Bridled-Horse (zeuxis, hippos)
ZEUXIPPE was the Naiad-nymph of a well or fountain of the city of Athens in Attika (southern Greece). She was the wife of the King Pandion and the mother of several children including Philomela and Prokne (Procne)--two young women who were transformed into birds.
[1.1] PROKNE, PHILOMELA, EREKHTHEUS, BOUTES (by Pandion) (Apollodorus 3.14.8)
[1.2] BOUTES (by Teleon) (Hyginus Fabulae 14)
ZEUXIPPE (Zeuxippê). A sister of Pasithea or Praxithea, was a Naiad and married to Pandion, by whom she became the mother of Procne, Philomela, Erechtheus and Butes. (Apollod. iii. 14. § 8.)
Source: Dictionary of Greek and Roman Biography and Mythology.
CLASSICAL LITERATURE QUOTES
Pseudo-Apollodorus, Bibliotheca 3. 14. 8 (trans.

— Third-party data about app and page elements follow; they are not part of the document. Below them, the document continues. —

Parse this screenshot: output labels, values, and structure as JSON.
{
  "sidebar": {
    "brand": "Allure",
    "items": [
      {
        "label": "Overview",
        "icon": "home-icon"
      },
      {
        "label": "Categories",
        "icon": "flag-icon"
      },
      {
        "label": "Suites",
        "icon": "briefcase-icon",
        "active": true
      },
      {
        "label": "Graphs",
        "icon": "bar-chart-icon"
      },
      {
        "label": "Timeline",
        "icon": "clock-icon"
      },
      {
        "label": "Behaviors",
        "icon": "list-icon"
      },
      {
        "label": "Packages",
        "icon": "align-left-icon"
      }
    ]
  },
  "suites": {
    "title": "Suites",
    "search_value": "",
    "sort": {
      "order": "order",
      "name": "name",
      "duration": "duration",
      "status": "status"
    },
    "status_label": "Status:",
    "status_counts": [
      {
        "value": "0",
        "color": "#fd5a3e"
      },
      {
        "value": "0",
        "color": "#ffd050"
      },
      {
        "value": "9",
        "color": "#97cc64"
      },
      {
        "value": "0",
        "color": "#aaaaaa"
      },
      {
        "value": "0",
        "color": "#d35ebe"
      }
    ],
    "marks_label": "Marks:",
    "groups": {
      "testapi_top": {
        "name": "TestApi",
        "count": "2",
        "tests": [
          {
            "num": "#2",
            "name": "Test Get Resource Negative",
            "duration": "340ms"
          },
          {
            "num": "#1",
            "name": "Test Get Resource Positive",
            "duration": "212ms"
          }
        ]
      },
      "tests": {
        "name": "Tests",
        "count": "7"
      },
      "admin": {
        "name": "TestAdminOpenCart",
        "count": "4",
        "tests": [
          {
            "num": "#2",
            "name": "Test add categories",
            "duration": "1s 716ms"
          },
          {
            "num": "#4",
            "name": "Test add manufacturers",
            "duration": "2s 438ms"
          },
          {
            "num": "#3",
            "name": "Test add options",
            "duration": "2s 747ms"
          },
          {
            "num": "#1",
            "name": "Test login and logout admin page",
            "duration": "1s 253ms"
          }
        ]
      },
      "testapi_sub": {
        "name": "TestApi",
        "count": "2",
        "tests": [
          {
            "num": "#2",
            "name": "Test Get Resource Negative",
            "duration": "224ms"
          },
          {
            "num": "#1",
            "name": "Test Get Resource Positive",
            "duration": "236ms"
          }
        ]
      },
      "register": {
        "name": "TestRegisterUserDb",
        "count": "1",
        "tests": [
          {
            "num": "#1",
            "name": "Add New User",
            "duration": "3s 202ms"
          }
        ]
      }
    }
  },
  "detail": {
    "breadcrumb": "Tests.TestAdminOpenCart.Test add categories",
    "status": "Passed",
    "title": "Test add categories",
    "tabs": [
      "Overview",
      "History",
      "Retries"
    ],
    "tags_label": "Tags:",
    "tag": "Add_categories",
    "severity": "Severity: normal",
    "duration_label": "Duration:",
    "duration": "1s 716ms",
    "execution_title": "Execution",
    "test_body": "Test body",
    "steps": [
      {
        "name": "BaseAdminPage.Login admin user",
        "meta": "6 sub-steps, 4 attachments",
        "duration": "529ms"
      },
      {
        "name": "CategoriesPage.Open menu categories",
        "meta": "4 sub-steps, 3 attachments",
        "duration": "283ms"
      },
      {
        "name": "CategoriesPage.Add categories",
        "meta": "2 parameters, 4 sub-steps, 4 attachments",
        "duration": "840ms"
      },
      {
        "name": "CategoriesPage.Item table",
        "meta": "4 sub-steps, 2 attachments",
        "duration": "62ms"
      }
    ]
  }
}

Aldrich) (Greek mythographer C2nd A.D.) :
"Pandion married Zeuxippe, his mother's [i.e. Praxithea's] sister, and begat two daughters, Prokne (Procne) and Philomela, and twin sons, Erekhtheus (Erechtheus) and Boutes (Butes)."
Pseudo-Apollodorus, Bibliotheca 3. 196 :
"Erekhtheus (Erechtheus) [King of Athens] married Praxithea, daughter of Phrasimos and Kephisos' (Cephisus') daughter Diogeneia." [N.B. Praxithea was Zeuxippe's sister (see quote above).]
Pseudo-Hyginus, Fabulae 14 (trans. Grant) (Roman mythographer C2nd A.D.) :
"Argonauts : . . . Butes, son of Teleon and Zeuxippe, daughter of the river Eridanus, from Athens."
- Apollodorus, The Library - Greek Mythography C2nd A.D.
- Hyginus, Fabulae - Latin Mythography C2nd A.D.